Latin Honor Society hosts guest speaker for Roman military presentation

Guest+speaker+Richard+Campbell+shows+off+a+standard+Roman+military+sword+and+helmet.+%E2%80%9CThis+is+a+mid-century+Pompeii+gladius%2C+named+because+so+many+were+found+in+Pompeii+during+excavation%2C%E2%80%9D+Campbell+said.+

Guest speaker Richard Campbell shows off a standard Roman military sword and helmet. “This is a mid-century Pompeii gladius, named because so many were found in Pompeii during excavation,” Campbell said.

Riya Jones, Staff Writer

On Wednesday, March 24, Richard Campbell, a member of the Legio XX group, presented for Jefferson’s Latin Honor Society and for the third-year Latin students. Legio XX reenacts ancient Roman military tactics and handmakes Roman weapons, armors, and tools using authentic ancient methods.

“Even though the Latin threes have a pretty small background, I think they were able to relate to a lot of what he was saying, and tie it into things that we had read and seen,” Latin teacher Patricia Lister said.

The Jefferson Latin teachers reached out to Campbell, who agreed to do a presentation centering on Roman military tactics and strategy available during eighth period and in class for third-year Latin students, who are currently learning about the Roman military.

You will find roads being built by legions, cities and towns, aqueducts, you name it–[the Romans] seemed to build it.”

— Richard Campbell

“I realized it’s so much easier to have a guest speaker than normal, so we should take advantage of it,” Lister said.

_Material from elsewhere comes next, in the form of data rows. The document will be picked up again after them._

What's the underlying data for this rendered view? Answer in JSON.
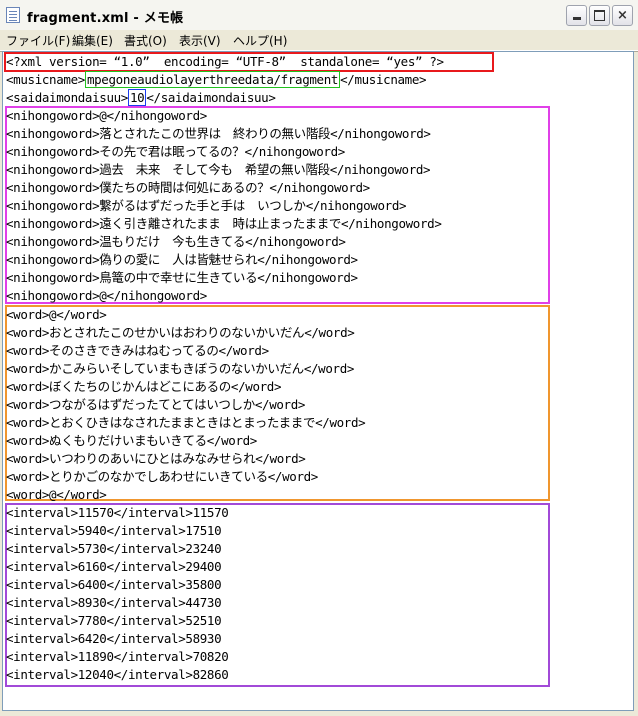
{
  "window": {
    "title": "fragment.xml - メモ帳"
  },
  "menu": {
    "file": "ファイル(F)",
    "edit": "編集(E)",
    "format": "書式(O)",
    "view": "表示(V)",
    "help": "ヘルプ(H)"
  },
  "header": {
    "xml_declaration": "<?xml version= “1.0”  encoding= “UTF-8”  standalone= “yes” ?>",
    "musicname_open": "<musicname>",
    "musicname_value": "mpegoneaudiolayerthreedata/fragment",
    "musicname_close": "</musicname>",
    "saidai_open": "<saidaimondaisuu>",
    "saidai_value": "10",
    "saidai_close": "</saidaimondaisuu>"
  },
  "nihongowords": [
    "<nihongoword>@</nihongoword>",
    "<nihongoword>落とされたこの世界は　終わりの無い階段</nihongoword>",
    "<nihongoword>その先で君は眠ってるの？</nihongoword>",
    "<nihongoword>過去　未来　そして今も　希望の無い階段</nihongoword>",
    "<nihongoword>僕たちの時間は何処にあるの？</nihongoword>",
    "<nihongoword>繋がるはずだった手と手は　いつしか</nihongoword>",
    "<nihongoword>遠く引き離されたまま　時は止まったままで</nihongoword>",
    "<nihongoword>温もりだけ　今も生きてる</nihongoword>",
    "<nihongoword>偽りの愛に　人は皆魅せられ</nihongoword>",
    "<nihongoword>鳥篭の中で幸せに生きている</nihongoword>",
    "<nihongoword>@</nihongoword>"
  ],
  "words": [
    "<word>@</word>",
    "<word>おとされたこのせかいはおわりのないかいだん</word>",
    "<word>そのさきできみはねむってるの</word>",
    "<word>かこみらいそしていまもきぼうのないかいだん</word>",
    "<word>ぼくたちのじかんはどこにあるの</word>",
    "<word>つながるはずだったてとてはいつしか</word>",
    "<word>とおくひきはなされたままときはとまったままで</word>",
    "<word>ぬくもりだけいまもいきてる</word>",
    "<word>いつわりのあいにひとはみなみせられ</word>",
    "<word>とりかごのなかでしあわせにいきている</word>",
    "<word>@</word>"
  ],
  "intervals": [
    "<interval>11570</interval>11570",
    "<interval>5940</interval>17510",
    "<interval>5730</interval>23240",
    "<interval>6160</interval>29400",
    "<interval>6400</interval>35800",
    "<interval>8930</interval>44730",
    "<interval>7780</interval>52510",
    "<interval>6420</interval>58930",
    "<interval>11890</interval>70820",
    "<interval>12040</interval>82860"
  ],
  "colors": {
    "declaration_box": "#e8191c",
    "musicname_box": "#22c21e",
    "saidai_box": "#1a3cf0",
    "nihongoword_box": "#e040e8",
    "word_box": "#f0962e",
    "interval_box": "#a24ad8"
  }
}
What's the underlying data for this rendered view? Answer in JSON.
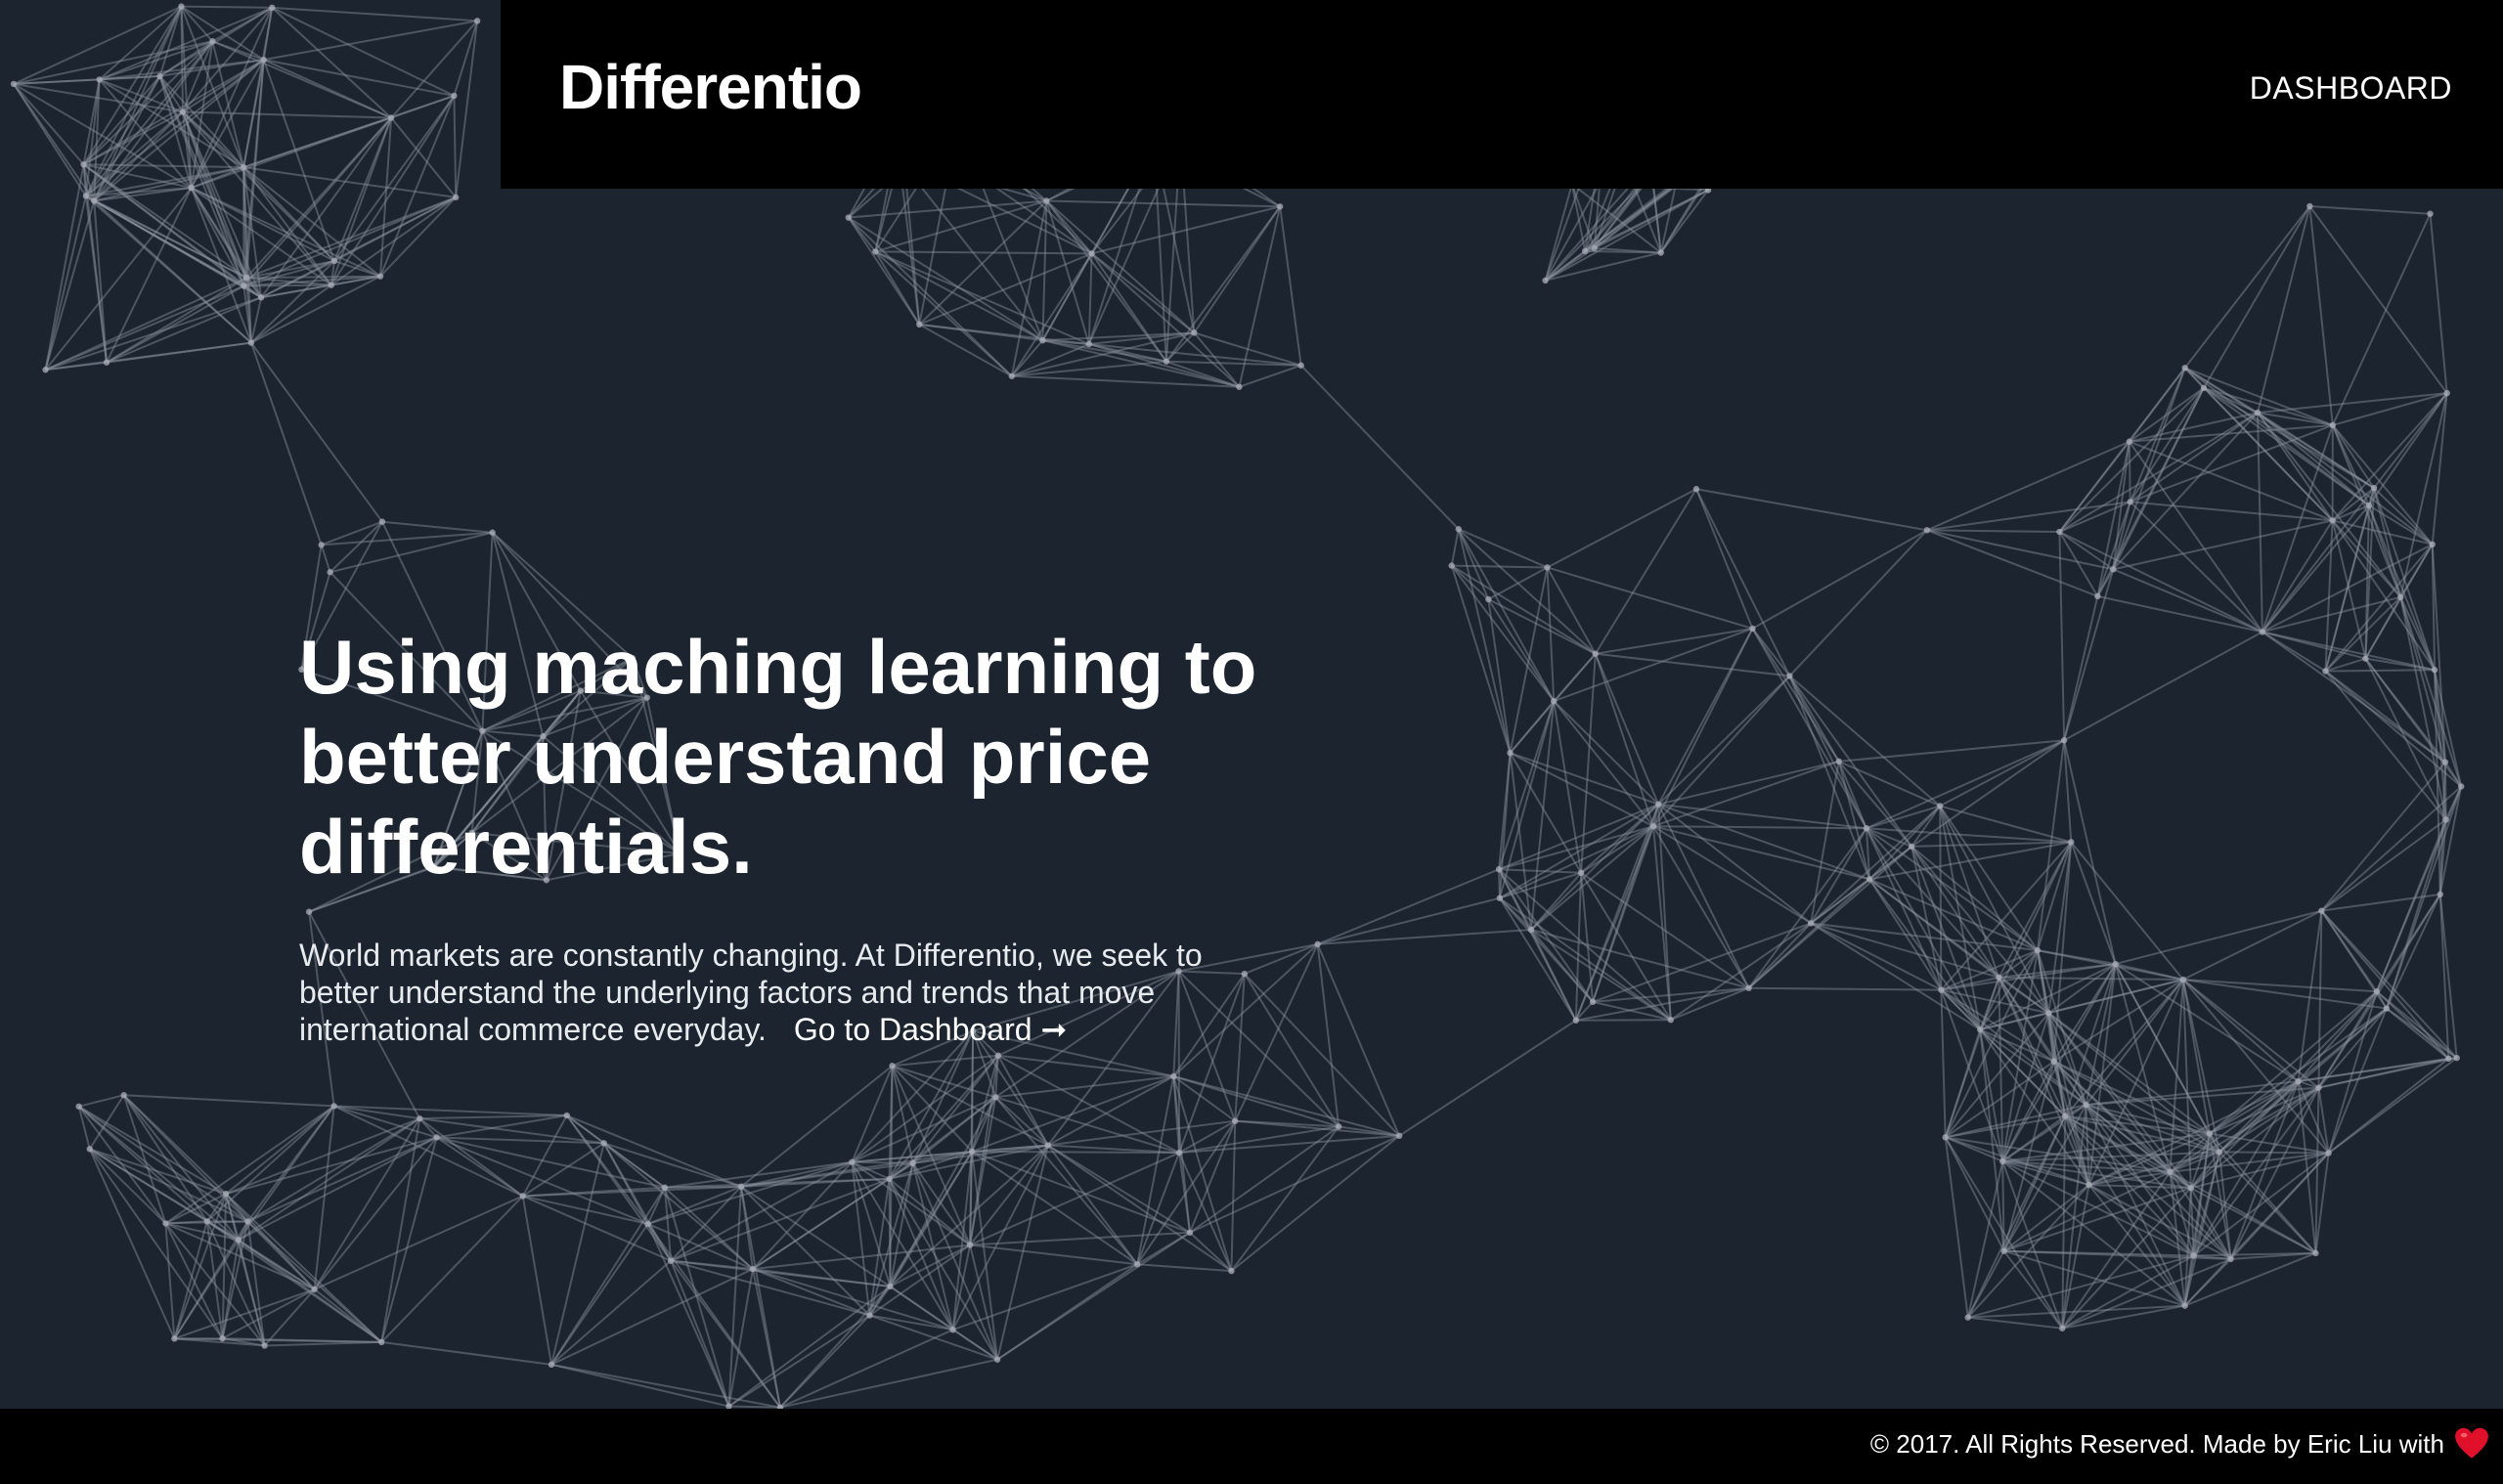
{
  "navbar": {
    "brand": "Differentio",
    "nav_link": "DASHBOARD"
  },
  "hero": {
    "title": "Using maching learning to better understand price differentials.",
    "description": "World markets are constantly changing. At Differentio, we seek to better understand the underlying factors and trends that move international commerce everyday.",
    "link_label": "Go to Dashboard ➞"
  },
  "footer": {
    "text": "© 2017. All Rights Reserved. Made by Eric Liu with",
    "icon": "heart-icon"
  },
  "colors": {
    "background": "#1c2430",
    "bar": "#000000",
    "text": "#ffffff",
    "heart": "#e0102a"
  }
}
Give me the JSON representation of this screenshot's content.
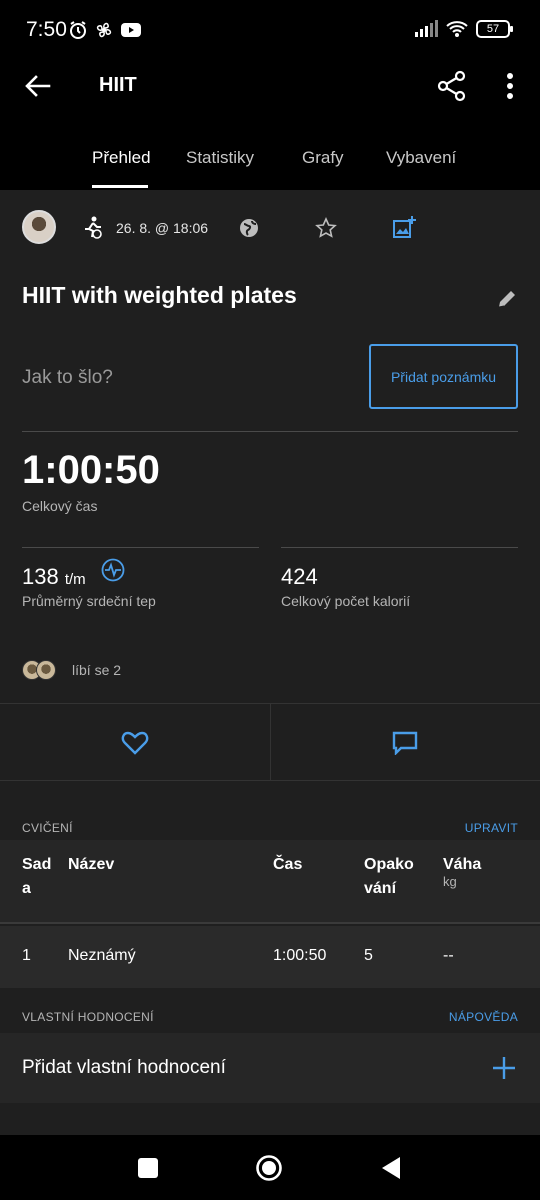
{
  "status": {
    "time": "7:50",
    "battery": "57"
  },
  "appbar": {
    "title": "HIIT"
  },
  "tabs": [
    {
      "label": "Přehled",
      "active": true
    },
    {
      "label": "Statistiky"
    },
    {
      "label": "Grafy"
    },
    {
      "label": "Vybavení"
    }
  ],
  "meta": {
    "date": "26. 8. @ 18:06"
  },
  "activity": {
    "title": "HIIT with weighted plates",
    "how_prompt": "Jak to šlo?",
    "add_note": "Přidat poznámku",
    "total_time": "1:00:50",
    "total_time_label": "Celkový čas",
    "hr_value": "138",
    "hr_unit": "t/m",
    "hr_label": "Průměrný srdeční tep",
    "calories_value": "424",
    "calories_label": "Celkový počet kalorií",
    "likes_text": "líbí se 2"
  },
  "exercises": {
    "header": "CVIČENÍ",
    "edit": "UPRAVIT",
    "columns": {
      "set_line1": "Sad",
      "set_line2": "a",
      "name": "Název",
      "time": "Čas",
      "reps_line1": "Opako",
      "reps_line2": "vání",
      "weight": "Váha",
      "weight_unit": "kg"
    },
    "rows": [
      {
        "set": "1",
        "name": "Neznámý",
        "time": "1:00:50",
        "reps": "5",
        "weight": "--"
      }
    ]
  },
  "custom_rating": {
    "header": "VLASTNÍ HODNOCENÍ",
    "help": "NÁPOVĚDA",
    "add_label": "Přidat vlastní hodnocení"
  },
  "colors": {
    "accent": "#4a9de8",
    "background": "#1f1f1f"
  }
}
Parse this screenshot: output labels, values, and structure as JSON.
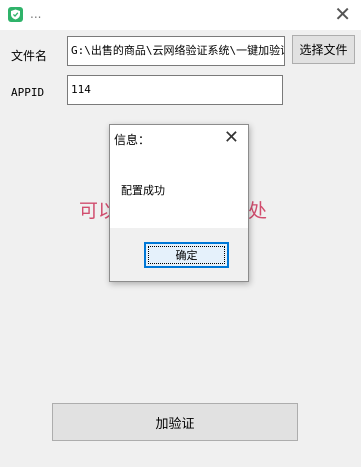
{
  "window": {
    "title": "...",
    "close_glyph": "✕"
  },
  "form": {
    "file_label": "文件名",
    "file_path": "G:\\出售的商品\\云网络验证系统\\一键加验证",
    "browse_label": "选择文件",
    "appid_label": "APPID",
    "appid_value": "114",
    "background_text_left": "可以",
    "background_text_right": "处",
    "submit_label": "加验证"
  },
  "dialog": {
    "title": "信息：",
    "close_glyph": "✕",
    "message": "配置成功",
    "ok_label": "确定"
  },
  "colors": {
    "accent": "#0078d7",
    "background_text": "#d14d6e",
    "app_icon": "#2fb36a"
  }
}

The presentation, which drew nearly 100 attendees, was hosted virtually by Campbell from his home, where he was able to show off an array of swords, daggers, pieces of body armor, and even medical tools.

“My favorite part was when Mr. Campbell was talking about the medical equipment. I didn’t realize how advanced Roman medical technology was,” senior Aaishi Uppuluri, who attended the lecture, said.

A section of the presentation was dedicated to explaining Roman medical techniques, during which Mr. Campbell revealed the Romans were sophisticated enough to perform cataract surgery. He also delved into the diverse jobs of Roman soldiers.

“You will find roads being built by legions, cities and towns, aqueducts, you name it–they seemed to build it,” Campbell said. “They built Hadrian’s Wall. The legions would go there and compete with each other to build pieces of the wall.”

Mr. Campbell and Legio XX typically present at the Virginia Junior Classical League Convention in November. However, since this year’s convention was also virtual, the legion did not have the opportunity to do an in-person demonstration.

“In person he wouldn’t have been able to talk to as many people at one time, but I think also in person you would actually be able to touch all the swords and spears and shields, which would’ve been fun,” Uppuluri said.

The Latin teachers are hopeful to continue hosting similar guest speakers in future years.

“If we do it in person, that opens up a lot of possibilities,” Lister said. “If we go outside they could show us formations, which might be really cool.”